On his regular Tuesday-morning trip into town, Ray, a 57-year-old man (“too old for starting over, too young for giving up”), spots an advert taped to the inside pane of the junk shop’s window. On it is a photo of a small, black dog, with a gouged-out lip and only one eye. As he hunches down to inspect the picture further, “The shadows shift with my bending body and blank out the glass of the jumble shop window, and I see myself instead. I see my head sticking out of your back like a bizarre excrescence. I see my own mangled face peering dolefully from the black.” It’s a strange, cinematic image and its meaning is clear: from this moment, fortunes of man and dog, misfits both, are inextricably entwined.
Sara Baume is highly acclaimed among an outstanding generation of young literary writers at work in Ireland, including Colin Barrett, Rob Doyle, Danielle McLaughlin and Claire-Louise Bennett. Her short stories have already won prestigious awards, and this, her debut novel (originally published by Dublin’s Tramp Press), was longlisted for the Guardian First Book Award. Aside from a brief prologue and epilogue, it is narrated by Ray and addressed directly to One Eye, whom he adopts and brings back to a “salmon pink house and my solitary confinement, which is home”. Ray informs us bluntly that he is “a strange man” and “not the kind of person who is able to do things”. On his mantelpiece stand picture frames with the stock faces left inside; people avoid him on the streets and children taunt him on their way home from school.
The advert asked for a “compassionate and tolerant owner”. One Eye receives far more than this. Ray is a social outcast who feels “a twinge of camaraderie” with the fairy-tale trolls but, through imagination and empathy, he brings the world alive for the half-blind dog. As One Eye cowers on the back seat, Ray describes the view for him (“cherry trees lining the roadway in full flower, spitting tiny pink pinches of themselves into the traffic”). Slowing down, Ray pares back his senses and isolates the beauty in the most mundane surroundings – the constellations patterned in the black mould on his walls, the former majesty of roadkill animals, the life cycle of weeds in the garden, runtish yet vibrant. Baume’s great skill is to draw us, too, into Ray’s mind; her rhythmic, intimate prose abounds with startling sights, smells and sounds.
Man and dog live a simple life in their rural Irish village: they cook sausages, chase balls, seek stretches of abandoned coastline for off-lead exploration. Everything changes after an unfortunate incident on the beachfront involving a shih-tzu, its tiny owner and the flashing, gnashing jaws of a dog bred to bait badgers. When a stern council employee calls, wielding a net on the end of a pole, Ray and One Eye go on the run in their clapped-out car, loaded with a gas cooker and tins of Spaghetti Hoops, fish fingers and ginger nuts. It is never clear where they are or how much time is elapsing: instead of abiding by the dictum of clocks and calendars, they follow the changing seasons, evoked by the novel’s Beckettian title. Sleeping in the car, the duo live outside civilisation, forgoing the niceties that distinguish human beings from animals – the way we cook, wash, talk.

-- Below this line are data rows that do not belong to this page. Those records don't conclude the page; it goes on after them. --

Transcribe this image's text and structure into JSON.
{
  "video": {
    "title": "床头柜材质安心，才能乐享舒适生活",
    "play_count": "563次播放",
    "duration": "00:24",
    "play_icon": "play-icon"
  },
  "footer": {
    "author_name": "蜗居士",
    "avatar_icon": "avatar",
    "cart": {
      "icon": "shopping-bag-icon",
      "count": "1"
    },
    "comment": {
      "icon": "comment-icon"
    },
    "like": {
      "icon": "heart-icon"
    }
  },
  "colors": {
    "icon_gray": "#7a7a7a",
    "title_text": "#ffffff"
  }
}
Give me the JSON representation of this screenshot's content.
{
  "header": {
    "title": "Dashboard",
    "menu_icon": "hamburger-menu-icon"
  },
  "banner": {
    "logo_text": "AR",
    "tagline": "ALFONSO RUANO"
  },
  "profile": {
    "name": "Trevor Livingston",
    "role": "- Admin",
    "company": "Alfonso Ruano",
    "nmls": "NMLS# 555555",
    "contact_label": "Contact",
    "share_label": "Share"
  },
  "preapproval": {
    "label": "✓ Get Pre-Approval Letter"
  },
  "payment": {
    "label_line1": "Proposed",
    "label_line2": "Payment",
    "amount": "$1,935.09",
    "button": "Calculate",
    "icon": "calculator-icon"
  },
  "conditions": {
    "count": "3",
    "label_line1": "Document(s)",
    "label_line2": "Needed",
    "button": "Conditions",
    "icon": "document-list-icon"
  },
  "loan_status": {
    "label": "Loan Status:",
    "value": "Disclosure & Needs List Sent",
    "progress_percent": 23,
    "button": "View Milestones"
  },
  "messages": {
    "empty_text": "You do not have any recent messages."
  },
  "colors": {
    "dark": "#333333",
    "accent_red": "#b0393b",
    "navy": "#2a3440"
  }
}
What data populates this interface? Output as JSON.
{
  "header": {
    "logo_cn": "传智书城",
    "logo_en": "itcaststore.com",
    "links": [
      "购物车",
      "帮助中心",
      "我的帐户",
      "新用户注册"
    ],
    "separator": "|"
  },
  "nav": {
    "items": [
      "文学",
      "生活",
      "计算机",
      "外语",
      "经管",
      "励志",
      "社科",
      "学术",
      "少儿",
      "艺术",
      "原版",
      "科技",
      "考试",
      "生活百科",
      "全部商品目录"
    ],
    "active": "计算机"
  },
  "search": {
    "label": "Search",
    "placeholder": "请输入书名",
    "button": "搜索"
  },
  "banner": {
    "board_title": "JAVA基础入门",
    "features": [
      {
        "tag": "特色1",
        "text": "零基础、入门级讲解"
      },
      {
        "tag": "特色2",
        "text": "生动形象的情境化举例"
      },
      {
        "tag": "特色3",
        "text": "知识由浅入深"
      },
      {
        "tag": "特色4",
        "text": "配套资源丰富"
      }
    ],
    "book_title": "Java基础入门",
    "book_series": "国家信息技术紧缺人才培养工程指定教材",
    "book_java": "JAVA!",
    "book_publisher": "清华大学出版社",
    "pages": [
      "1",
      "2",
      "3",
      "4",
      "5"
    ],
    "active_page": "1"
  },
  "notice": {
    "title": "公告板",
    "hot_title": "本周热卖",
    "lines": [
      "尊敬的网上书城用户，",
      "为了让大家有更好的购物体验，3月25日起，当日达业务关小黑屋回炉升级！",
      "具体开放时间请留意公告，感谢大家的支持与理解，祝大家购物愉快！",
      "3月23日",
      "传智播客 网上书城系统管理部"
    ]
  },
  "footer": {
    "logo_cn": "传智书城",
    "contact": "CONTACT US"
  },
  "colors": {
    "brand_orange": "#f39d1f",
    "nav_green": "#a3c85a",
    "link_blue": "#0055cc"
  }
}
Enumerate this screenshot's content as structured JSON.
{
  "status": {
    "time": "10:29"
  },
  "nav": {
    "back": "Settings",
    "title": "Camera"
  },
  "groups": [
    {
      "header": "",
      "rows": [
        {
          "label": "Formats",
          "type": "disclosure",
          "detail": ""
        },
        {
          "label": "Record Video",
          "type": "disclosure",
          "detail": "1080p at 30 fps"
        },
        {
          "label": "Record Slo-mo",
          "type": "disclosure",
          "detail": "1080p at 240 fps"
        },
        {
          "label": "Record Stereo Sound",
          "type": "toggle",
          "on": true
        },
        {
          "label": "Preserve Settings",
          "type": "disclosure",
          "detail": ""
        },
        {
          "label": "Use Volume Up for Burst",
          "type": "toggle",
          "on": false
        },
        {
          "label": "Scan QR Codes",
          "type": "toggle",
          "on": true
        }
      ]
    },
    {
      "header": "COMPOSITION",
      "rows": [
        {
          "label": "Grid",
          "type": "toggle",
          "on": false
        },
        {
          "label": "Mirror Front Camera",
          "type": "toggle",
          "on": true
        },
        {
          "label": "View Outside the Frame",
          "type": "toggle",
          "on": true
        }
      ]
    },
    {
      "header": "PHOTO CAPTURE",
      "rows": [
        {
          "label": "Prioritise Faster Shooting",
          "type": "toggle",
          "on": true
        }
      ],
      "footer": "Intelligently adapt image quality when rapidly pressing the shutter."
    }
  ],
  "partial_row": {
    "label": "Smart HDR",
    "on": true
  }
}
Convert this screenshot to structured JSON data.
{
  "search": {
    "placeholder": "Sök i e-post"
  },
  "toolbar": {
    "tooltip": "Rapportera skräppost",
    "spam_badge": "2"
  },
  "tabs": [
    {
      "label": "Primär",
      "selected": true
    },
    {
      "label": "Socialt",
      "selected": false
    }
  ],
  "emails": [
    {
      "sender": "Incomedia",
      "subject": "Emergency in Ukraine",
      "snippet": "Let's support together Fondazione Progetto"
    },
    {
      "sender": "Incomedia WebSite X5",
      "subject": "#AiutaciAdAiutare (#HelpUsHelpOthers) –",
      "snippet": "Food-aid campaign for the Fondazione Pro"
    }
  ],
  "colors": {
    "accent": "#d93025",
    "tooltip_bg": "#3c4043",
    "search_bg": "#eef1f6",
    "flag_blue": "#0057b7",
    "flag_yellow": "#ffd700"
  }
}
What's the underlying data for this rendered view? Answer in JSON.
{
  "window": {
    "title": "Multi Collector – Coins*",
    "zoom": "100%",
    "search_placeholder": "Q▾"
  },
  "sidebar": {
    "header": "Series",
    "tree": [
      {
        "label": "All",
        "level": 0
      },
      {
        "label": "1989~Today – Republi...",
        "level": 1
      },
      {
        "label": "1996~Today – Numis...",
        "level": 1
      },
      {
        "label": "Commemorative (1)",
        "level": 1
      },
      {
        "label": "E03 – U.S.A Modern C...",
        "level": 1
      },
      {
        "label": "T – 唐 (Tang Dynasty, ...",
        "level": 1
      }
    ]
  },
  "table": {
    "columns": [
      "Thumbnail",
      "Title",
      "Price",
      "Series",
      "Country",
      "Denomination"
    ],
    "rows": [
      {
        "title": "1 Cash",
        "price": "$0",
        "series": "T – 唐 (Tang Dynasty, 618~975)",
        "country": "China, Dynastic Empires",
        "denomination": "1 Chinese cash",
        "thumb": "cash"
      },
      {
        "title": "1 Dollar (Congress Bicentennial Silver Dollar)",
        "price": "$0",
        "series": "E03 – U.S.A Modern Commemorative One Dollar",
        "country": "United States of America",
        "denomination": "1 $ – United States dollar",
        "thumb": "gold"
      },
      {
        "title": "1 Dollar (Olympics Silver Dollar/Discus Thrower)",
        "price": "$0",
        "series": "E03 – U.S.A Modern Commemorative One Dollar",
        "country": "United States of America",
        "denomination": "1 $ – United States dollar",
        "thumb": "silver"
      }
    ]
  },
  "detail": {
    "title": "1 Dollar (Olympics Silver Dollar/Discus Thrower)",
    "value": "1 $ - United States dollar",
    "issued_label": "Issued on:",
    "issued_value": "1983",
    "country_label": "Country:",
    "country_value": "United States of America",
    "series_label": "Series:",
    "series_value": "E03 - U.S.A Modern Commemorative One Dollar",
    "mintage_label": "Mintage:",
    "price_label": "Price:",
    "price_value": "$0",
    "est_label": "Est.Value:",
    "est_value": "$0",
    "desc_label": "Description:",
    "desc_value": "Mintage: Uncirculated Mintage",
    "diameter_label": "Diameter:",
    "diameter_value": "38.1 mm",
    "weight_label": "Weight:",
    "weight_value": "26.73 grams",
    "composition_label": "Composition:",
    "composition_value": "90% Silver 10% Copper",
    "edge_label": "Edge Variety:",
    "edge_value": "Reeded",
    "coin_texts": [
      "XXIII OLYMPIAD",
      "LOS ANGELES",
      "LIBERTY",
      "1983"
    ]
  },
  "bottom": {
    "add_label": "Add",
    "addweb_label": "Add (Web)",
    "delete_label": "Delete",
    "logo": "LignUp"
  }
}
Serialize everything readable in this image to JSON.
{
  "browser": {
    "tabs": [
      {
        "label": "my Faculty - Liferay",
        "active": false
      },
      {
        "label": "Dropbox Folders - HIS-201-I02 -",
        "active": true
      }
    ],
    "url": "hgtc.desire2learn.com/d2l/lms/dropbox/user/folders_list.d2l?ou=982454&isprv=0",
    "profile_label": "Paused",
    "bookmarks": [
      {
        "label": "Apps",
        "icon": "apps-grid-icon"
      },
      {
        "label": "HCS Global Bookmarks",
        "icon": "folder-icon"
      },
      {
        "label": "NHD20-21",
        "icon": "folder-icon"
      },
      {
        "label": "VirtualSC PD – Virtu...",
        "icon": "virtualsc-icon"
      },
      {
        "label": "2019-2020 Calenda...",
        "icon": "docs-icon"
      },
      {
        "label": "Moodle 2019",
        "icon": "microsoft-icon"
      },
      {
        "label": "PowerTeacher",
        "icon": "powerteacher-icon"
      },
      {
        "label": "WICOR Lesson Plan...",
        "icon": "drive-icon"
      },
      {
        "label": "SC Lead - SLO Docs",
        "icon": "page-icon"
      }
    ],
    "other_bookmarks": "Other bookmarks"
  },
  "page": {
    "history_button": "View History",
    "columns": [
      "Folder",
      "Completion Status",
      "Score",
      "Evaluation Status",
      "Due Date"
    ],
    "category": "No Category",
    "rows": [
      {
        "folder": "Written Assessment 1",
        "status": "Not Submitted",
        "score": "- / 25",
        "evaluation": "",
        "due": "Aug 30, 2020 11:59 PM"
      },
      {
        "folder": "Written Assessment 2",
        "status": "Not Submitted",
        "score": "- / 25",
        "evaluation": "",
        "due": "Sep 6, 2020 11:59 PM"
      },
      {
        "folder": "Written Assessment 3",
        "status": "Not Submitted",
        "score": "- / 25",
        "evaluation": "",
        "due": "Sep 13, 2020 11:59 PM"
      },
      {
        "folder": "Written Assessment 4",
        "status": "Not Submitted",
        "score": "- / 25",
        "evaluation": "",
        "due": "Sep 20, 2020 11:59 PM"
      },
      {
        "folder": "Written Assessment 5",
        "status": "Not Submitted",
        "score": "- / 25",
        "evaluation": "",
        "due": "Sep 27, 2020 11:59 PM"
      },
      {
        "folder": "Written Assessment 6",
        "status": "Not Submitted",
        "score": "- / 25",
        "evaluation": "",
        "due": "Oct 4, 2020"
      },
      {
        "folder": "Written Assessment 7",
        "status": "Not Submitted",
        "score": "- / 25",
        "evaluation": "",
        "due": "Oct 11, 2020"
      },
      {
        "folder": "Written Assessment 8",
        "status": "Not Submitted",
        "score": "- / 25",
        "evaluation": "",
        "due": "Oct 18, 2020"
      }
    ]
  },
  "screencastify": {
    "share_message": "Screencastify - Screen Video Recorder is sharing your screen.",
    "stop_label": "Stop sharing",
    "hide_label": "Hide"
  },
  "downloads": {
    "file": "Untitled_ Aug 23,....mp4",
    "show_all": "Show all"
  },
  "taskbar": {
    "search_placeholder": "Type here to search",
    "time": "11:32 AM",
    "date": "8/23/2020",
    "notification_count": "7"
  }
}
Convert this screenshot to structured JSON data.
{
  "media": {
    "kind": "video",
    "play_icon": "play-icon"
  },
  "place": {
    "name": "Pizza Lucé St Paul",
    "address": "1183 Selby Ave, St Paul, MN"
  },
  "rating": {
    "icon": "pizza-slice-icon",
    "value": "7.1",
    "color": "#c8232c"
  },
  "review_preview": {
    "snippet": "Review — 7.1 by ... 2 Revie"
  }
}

Baume occasionally signposts her themes too heavily. We don’t need a radio expert spouting forth on “how people choose pets they feel reflect the way they see themselves, and in time, the person and pet grow to resemble one another” to understand this, because, from the early pages, Ray has often dreamed from the perspective of One Eye, belting over fields as flies buzz around his ears. Caring for One Eye helps him escape the shadow of his domineering father, guilt for whose death still haunts him. But although his sensitive conjectures fill in One Eye’s perspective, the dog remains unknowable, unpredictable.
“I want to believe your intentions are good,” says Ray in despair, “but I doubt they stand a chance against your maggot nose.” His helplessness is heartbreaking.
Baume’s sympathy for her “wonkety” characters is infectious and their relationship – in all its drama and ordinariness – beautifully conveyed. Places and smells, plants and animals are conjured with loving attention, the narrative propelled by a striking linguistic intensity. “I wish I’d been born with your capacity for wonder,” Ray muses, as One Eye capers under hedgerows, smelling every blade of grass individually. Baume’s capacity for wonder turns this portrait of an unusual friendship into a powerful meditation on humanity.
Spill Simmer Falter Wither by Sara Baume is published by Windmill Books (279pp, £7.99)
This article appears in the 27 Jan 2016 issue of the New Statesman, Should Labour split?